──────── Records shown ────────

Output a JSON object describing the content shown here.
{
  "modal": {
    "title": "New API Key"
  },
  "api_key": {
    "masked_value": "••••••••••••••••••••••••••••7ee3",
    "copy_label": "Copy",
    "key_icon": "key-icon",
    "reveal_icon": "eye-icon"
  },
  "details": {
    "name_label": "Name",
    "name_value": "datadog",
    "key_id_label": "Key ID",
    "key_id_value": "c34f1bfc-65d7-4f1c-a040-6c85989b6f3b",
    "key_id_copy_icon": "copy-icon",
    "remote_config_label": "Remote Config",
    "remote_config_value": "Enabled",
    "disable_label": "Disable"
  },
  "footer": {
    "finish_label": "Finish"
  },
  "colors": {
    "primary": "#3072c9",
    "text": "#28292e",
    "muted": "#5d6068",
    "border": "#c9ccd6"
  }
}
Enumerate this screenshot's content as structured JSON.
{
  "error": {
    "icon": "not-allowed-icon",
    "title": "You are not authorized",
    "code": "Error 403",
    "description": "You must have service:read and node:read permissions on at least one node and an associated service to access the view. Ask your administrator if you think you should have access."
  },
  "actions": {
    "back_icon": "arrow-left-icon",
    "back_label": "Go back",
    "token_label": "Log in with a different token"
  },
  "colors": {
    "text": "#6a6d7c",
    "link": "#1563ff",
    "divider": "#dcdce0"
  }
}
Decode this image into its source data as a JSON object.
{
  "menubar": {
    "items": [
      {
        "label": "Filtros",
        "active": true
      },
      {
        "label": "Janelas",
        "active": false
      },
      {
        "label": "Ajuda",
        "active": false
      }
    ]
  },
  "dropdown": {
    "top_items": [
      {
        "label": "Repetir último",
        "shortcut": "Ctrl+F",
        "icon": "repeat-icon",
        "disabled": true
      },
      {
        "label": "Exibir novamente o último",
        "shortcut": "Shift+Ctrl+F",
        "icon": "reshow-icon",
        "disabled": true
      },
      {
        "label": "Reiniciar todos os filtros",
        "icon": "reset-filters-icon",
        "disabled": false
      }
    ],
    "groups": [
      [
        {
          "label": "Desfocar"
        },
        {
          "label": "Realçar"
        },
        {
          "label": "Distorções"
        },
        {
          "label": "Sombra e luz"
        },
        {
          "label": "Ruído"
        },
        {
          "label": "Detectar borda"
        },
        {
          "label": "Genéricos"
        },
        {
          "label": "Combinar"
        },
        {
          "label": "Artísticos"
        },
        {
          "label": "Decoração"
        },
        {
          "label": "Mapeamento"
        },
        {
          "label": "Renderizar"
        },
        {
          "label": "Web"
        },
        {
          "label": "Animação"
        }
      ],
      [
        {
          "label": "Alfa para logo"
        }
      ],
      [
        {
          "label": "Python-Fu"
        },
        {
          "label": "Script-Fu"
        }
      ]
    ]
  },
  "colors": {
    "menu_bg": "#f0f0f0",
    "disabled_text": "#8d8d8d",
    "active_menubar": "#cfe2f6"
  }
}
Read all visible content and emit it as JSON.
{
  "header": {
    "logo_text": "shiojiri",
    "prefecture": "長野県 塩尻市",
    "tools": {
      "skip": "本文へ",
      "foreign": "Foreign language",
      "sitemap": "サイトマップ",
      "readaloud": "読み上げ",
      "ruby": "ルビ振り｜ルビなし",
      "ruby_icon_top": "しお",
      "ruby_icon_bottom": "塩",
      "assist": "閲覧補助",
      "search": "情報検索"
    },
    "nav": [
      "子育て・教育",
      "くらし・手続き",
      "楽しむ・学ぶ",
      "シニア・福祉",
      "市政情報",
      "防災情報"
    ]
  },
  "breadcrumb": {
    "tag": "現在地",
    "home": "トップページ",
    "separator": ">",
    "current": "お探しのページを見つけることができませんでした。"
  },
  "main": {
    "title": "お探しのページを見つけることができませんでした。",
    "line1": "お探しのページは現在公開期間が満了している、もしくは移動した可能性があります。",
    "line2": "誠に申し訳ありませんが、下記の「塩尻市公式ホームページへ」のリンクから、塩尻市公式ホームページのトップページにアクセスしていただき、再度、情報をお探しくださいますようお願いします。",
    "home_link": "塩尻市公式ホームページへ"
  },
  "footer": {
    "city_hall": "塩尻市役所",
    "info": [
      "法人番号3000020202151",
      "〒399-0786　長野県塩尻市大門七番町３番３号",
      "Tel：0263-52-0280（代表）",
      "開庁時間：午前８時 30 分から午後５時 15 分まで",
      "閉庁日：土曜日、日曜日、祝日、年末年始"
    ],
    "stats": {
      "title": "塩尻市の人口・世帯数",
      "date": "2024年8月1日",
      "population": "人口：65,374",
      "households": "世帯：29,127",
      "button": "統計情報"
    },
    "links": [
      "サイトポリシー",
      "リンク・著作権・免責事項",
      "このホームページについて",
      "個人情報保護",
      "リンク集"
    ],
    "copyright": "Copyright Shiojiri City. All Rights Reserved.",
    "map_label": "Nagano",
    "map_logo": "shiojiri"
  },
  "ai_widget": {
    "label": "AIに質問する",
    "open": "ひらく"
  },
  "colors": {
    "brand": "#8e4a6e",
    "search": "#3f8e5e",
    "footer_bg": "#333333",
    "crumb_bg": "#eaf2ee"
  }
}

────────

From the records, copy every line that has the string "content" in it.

Output a JSON object describing the content shown here.
Enumerate this screenshot's content as structured JSON.
Read all visible content and emit it as JSON.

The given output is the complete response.